One hundred thousand Palestinians fled to Syria after being expelled from Palestine upon the establishment of the state of Israel in 1948. Integrating into Syrian society over time, their experience stands in stark contrast to the plight of Palestinian refugees in other Arab countries, leading to different ways through which to understand the 1948 Nakba, or catastrophe, in their popular memory.

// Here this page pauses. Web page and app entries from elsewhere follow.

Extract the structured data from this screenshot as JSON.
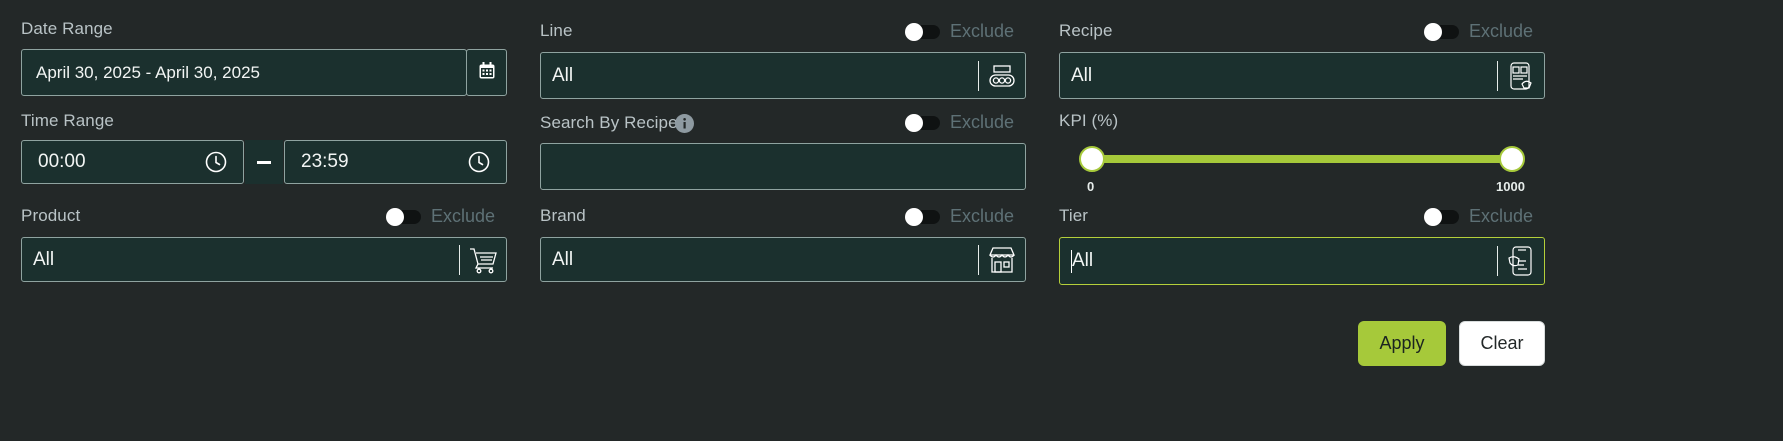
{
  "date_range": {
    "label": "Date Range",
    "value": "April 30, 2025 - April 30, 2025",
    "icon": "calendar-icon"
  },
  "time_range": {
    "label": "Time Range",
    "start": "00:00",
    "end": "23:59",
    "separator": "–",
    "icon": "clock-icon"
  },
  "product": {
    "label": "Product",
    "value": "All",
    "exclude_label": "Exclude",
    "icon": "shopping-cart-icon"
  },
  "line": {
    "label": "Line",
    "value": "All",
    "exclude_label": "Exclude",
    "icon": "conveyor-icon"
  },
  "search_by_recipe": {
    "label": "Search By Recipe",
    "value": "",
    "exclude_label": "Exclude",
    "icon": "info-icon"
  },
  "brand": {
    "label": "Brand",
    "value": "All",
    "exclude_label": "Exclude",
    "icon": "storefront-icon"
  },
  "recipe": {
    "label": "Recipe",
    "value": "All",
    "exclude_label": "Exclude",
    "icon": "recipe-phone-icon"
  },
  "kpi": {
    "label": "KPI (%)",
    "min": 0,
    "max": 1000,
    "min_label": "0",
    "max_label": "1000",
    "low": 0,
    "high": 1000
  },
  "tier": {
    "label": "Tier",
    "value": "All",
    "exclude_label": "Exclude",
    "icon": "tier-phone-icon"
  },
  "actions": {
    "apply_label": "Apply",
    "clear_label": "Clear"
  },
  "colors": {
    "accent": "#a6c93a",
    "field_bg": "#1b302e",
    "page_bg": "#232828",
    "focus_border": "#b5cf3a"
  }
}
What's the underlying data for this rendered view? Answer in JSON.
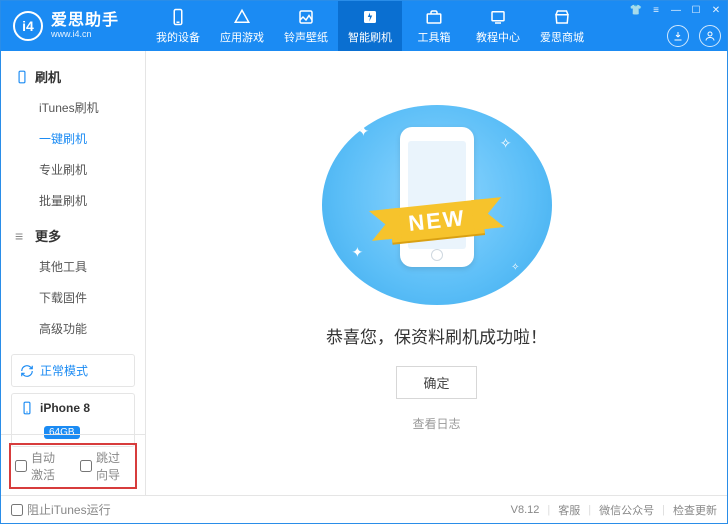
{
  "brand": {
    "name": "爱思助手",
    "site": "www.i4.cn",
    "mark": "i4"
  },
  "tabs": [
    {
      "label": "我的设备"
    },
    {
      "label": "应用游戏"
    },
    {
      "label": "铃声壁纸"
    },
    {
      "label": "智能刷机"
    },
    {
      "label": "工具箱"
    },
    {
      "label": "教程中心"
    },
    {
      "label": "爱思商城"
    }
  ],
  "sidebar": {
    "group1": {
      "title": "刷机",
      "items": [
        "iTunes刷机",
        "一键刷机",
        "专业刷机",
        "批量刷机"
      ],
      "activeIndex": 1
    },
    "group2": {
      "title": "更多",
      "items": [
        "其他工具",
        "下载固件",
        "高级功能"
      ]
    },
    "mode": {
      "label": "正常模式"
    },
    "device": {
      "name": "iPhone 8",
      "storage": "64GB"
    }
  },
  "checks": {
    "auto_activate": "自动激活",
    "skip_guide": "跳过向导"
  },
  "main": {
    "ribbon": "NEW",
    "message": "恭喜您，保资料刷机成功啦！",
    "ok": "确定",
    "view_log": "查看日志"
  },
  "footer": {
    "block_itunes": "阻止iTunes运行",
    "version": "V8.12",
    "support": "客服",
    "wechat": "微信公众号",
    "update": "检查更新"
  }
}
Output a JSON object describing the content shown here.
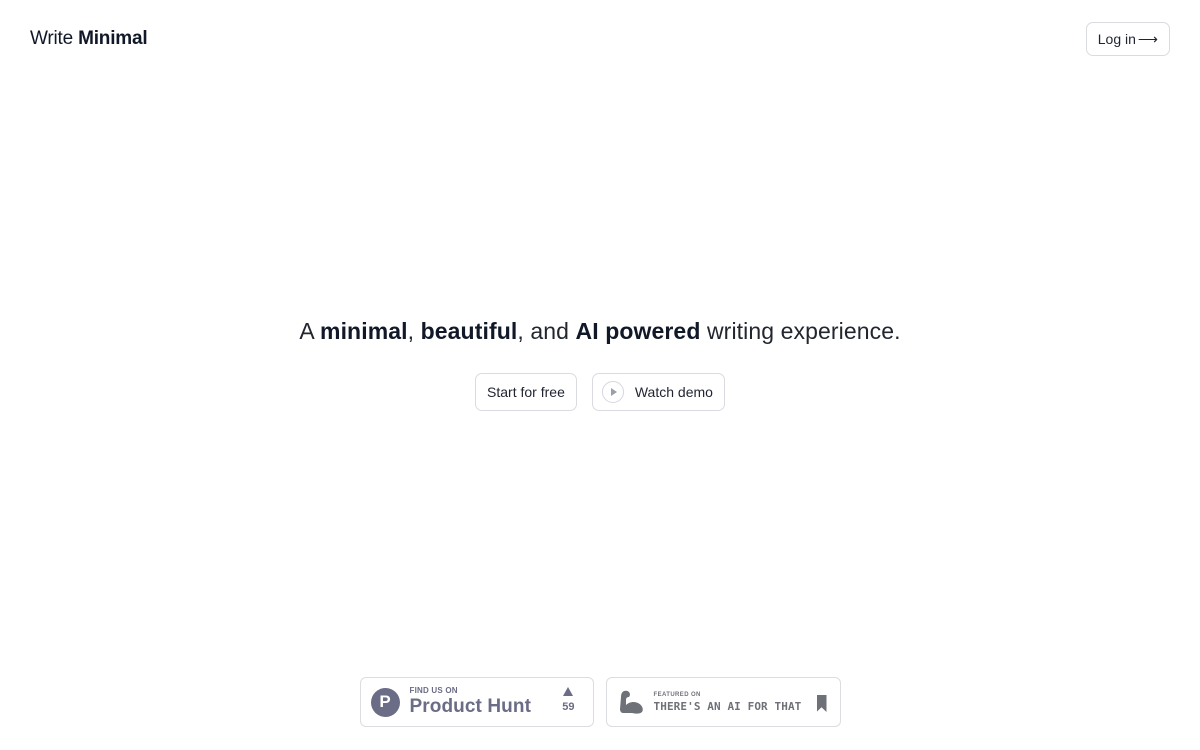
{
  "header": {
    "logo_light": "Write ",
    "logo_bold": "Minimal",
    "login_label": "Log in",
    "login_arrow": "⟶"
  },
  "hero": {
    "parts": {
      "p1": "A ",
      "b1": "minimal",
      "p2": ", ",
      "b2": "beautiful",
      "p3": ", and ",
      "b3": "AI powered",
      "p4": " writing experience."
    },
    "start_label": "Start for free",
    "demo_label": "Watch demo",
    "demo_icon": "play-icon"
  },
  "badges": {
    "product_hunt": {
      "small": "FIND US ON",
      "big": "Product Hunt",
      "logo_letter": "P",
      "votes": "59",
      "color": "#6b6c86"
    },
    "ai_for_that": {
      "small": "FEATURED ON",
      "big": "THERE'S AN AI FOR THAT",
      "icon": "flexed-arm-icon",
      "bookmark_icon": "bookmark-icon",
      "color": "#6f7178"
    }
  }
}
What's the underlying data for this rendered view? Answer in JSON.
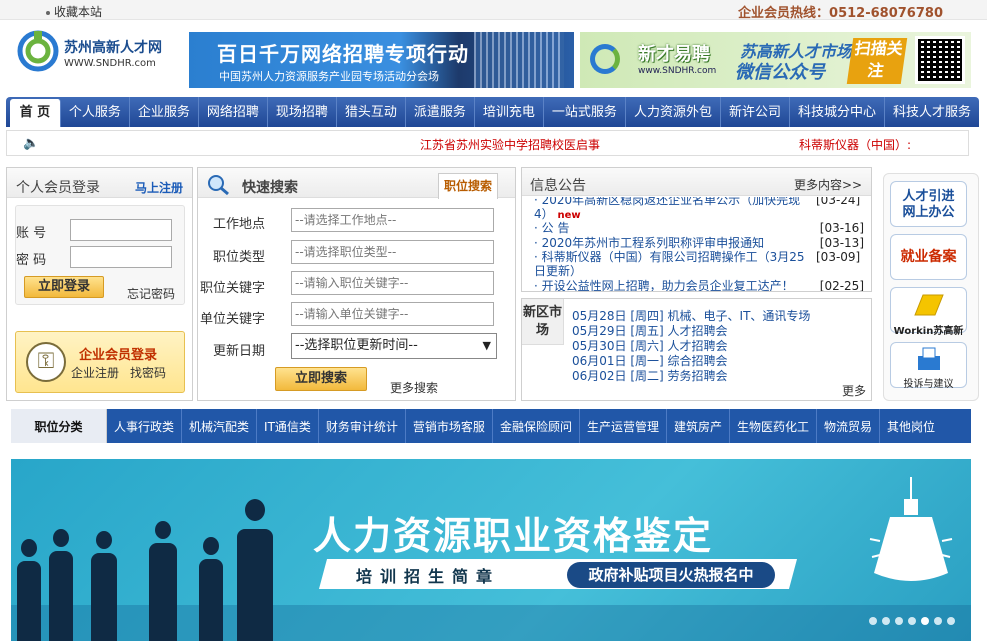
{
  "topbar": {
    "favorite": "收藏本站",
    "hotline": "企业会员热线：0512-68076780"
  },
  "header": {
    "logo_name": "苏州高新人才网",
    "logo_url": "WWW.SNDHR.com",
    "banner1": {
      "title": "百日千万网络招聘专项行动",
      "subtitle": "中国苏州人力资源服务产业园专场活动分会场"
    },
    "banner2": {
      "brand": "新才易聘",
      "url": "www.SNDHR.com",
      "title1": "苏高新人才市场",
      "title2": "微信公众号",
      "scan": "扫描关注"
    }
  },
  "nav": [
    "首 页",
    "个人服务",
    "企业服务",
    "网络招聘",
    "现场招聘",
    "猎头互动",
    "派遣服务",
    "培训充电",
    "一站式服务",
    "人力资源外包",
    "新许公司",
    "科技城分中心",
    "科技人才服务"
  ],
  "ticker": {
    "item1": "江苏省苏州实验中学招聘校医启事",
    "item2": "科蒂斯仪器（中国）:"
  },
  "login": {
    "title": "个人会员登录",
    "register": "马上注册",
    "account_label": "账 号",
    "password_label": "密 码",
    "submit": "立即登录",
    "forgot": "忘记密码",
    "enterprise_title": "企业会员登录",
    "enterprise_register": "企业注册",
    "enterprise_find": "找密码"
  },
  "search": {
    "title": "快速搜索",
    "tab": "职位搜索",
    "fields": [
      {
        "label": "工作地点",
        "placeholder": "--请选择工作地点--"
      },
      {
        "label": "职位类型",
        "placeholder": "--请选择职位类型--"
      },
      {
        "label": "职位关键字",
        "placeholder": "--请输入职位关键字--"
      },
      {
        "label": "单位关键字",
        "placeholder": "--请输入单位关键字--"
      }
    ],
    "date_label": "更新日期",
    "date_value": "--选择职位更新时间--",
    "submit": "立即搜索",
    "more": "更多搜索"
  },
  "info": {
    "title": "信息公告",
    "more": "更多内容>>",
    "items": [
      {
        "text": "2020年高新区稳岗返还企业名单公示（加快完现 4）",
        "new": "new",
        "date": "[03-24]"
      },
      {
        "text": "公 告",
        "new": "",
        "date": "[03-16]"
      },
      {
        "text": "2020年苏州市工程系列职称评审申报通知",
        "new": "",
        "date": "[03-13]"
      },
      {
        "text": "科蒂斯仪器（中国）有限公司招聘操作工（3月25日更新）",
        "new": "",
        "date": "[03-09]"
      },
      {
        "text": "开设公益性网上招聘，助力会员企业复工达产！",
        "new": "",
        "date": "[02-25]"
      }
    ]
  },
  "market": {
    "tag": "新区市场",
    "more": "更多",
    "items": [
      "05月28日 [周四] 机械、电子、IT、通讯专场",
      "05月29日 [周五] 人才招聘会",
      "05月30日 [周六] 人才招聘会",
      "06月01日 [周一] 综合招聘会",
      "06月02日 [周二] 劳务招聘会"
    ]
  },
  "side": {
    "b1a": "人才引进",
    "b1b": "网上办公",
    "b2": "就业备案",
    "b3": "Workin苏高新",
    "b4": "投诉与建议"
  },
  "categories": [
    "职位分类",
    "人事行政类",
    "机械汽配类",
    "IT通信类",
    "财务审计统计",
    "营销市场客服",
    "金融保险顾问",
    "生产运营管理",
    "建筑房产",
    "生物医药化工",
    "物流贸易",
    "其他岗位"
  ],
  "hero": {
    "title": "人力资源职业资格鉴定",
    "subtitle": "培训招生简章",
    "pill": "政府补贴项目火热报名中"
  },
  "colors": {
    "nav": "#2a56a3",
    "accent": "#cc0000",
    "hero": "#35b0d0"
  }
}
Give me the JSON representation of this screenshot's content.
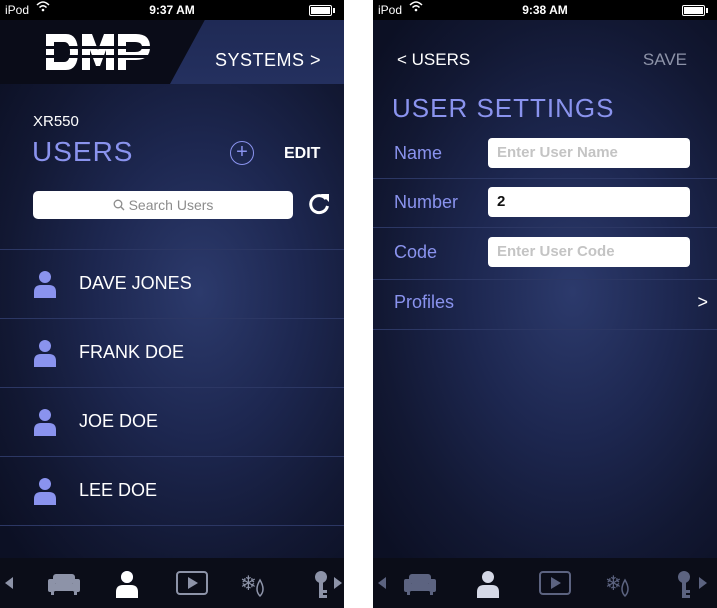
{
  "left": {
    "status": {
      "carrier": "iPod",
      "time": "9:37 AM"
    },
    "header": {
      "systems_label": "SYSTEMS >"
    },
    "panel_name": "XR550",
    "title": "USERS",
    "plus_label": "+",
    "edit_label": "EDIT",
    "search": {
      "placeholder": "Search Users"
    },
    "users": [
      {
        "name": "DAVE JONES"
      },
      {
        "name": "FRANK DOE"
      },
      {
        "name": "JOE DOE"
      },
      {
        "name": "LEE DOE"
      }
    ],
    "tabbar": {
      "active_tab": "users"
    }
  },
  "right": {
    "status": {
      "carrier": "iPod",
      "time": "9:38 AM"
    },
    "nav": {
      "back_label": "< USERS",
      "save_label": "SAVE"
    },
    "title": "USER SETTINGS",
    "fields": {
      "name": {
        "label": "Name",
        "placeholder": "Enter User Name",
        "value": ""
      },
      "number": {
        "label": "Number",
        "value": "2"
      },
      "code": {
        "label": "Code",
        "placeholder": "Enter User Code",
        "value": ""
      }
    },
    "profiles_label": "Profiles",
    "profiles_chevron": ">",
    "tabbar": {
      "active_tab": "users"
    }
  },
  "colors": {
    "accent": "#8a93ee",
    "background": "#1d2750",
    "statusbar": "#000000"
  },
  "icons": [
    "wifi-icon",
    "battery-icon",
    "search-icon",
    "refresh-icon",
    "user-icon",
    "sofa-icon",
    "video-icon",
    "thermostat-icon",
    "key-icon"
  ]
}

Conducting interviews with first-, second-, and third-generation members of Syria's Palestinian community, Anaheed Al-Hardan follows the evolution of the Nakba-the central signifier of the Palestinian refugee past and present-in Arab intellectual discourses, Syria's Palestinian politics, and the community's memorialization. Al-Hardan's sophisticated research sheds light on the enduring relevance of the Nakba among the communities it helped create, while challenging the nationalist and patriotic idea that memories of the Nakba are static and universally shared among Palestinians. Her study also critically tracks the Nakba's changing meaning in light of Syria's twenty-first-century civil war.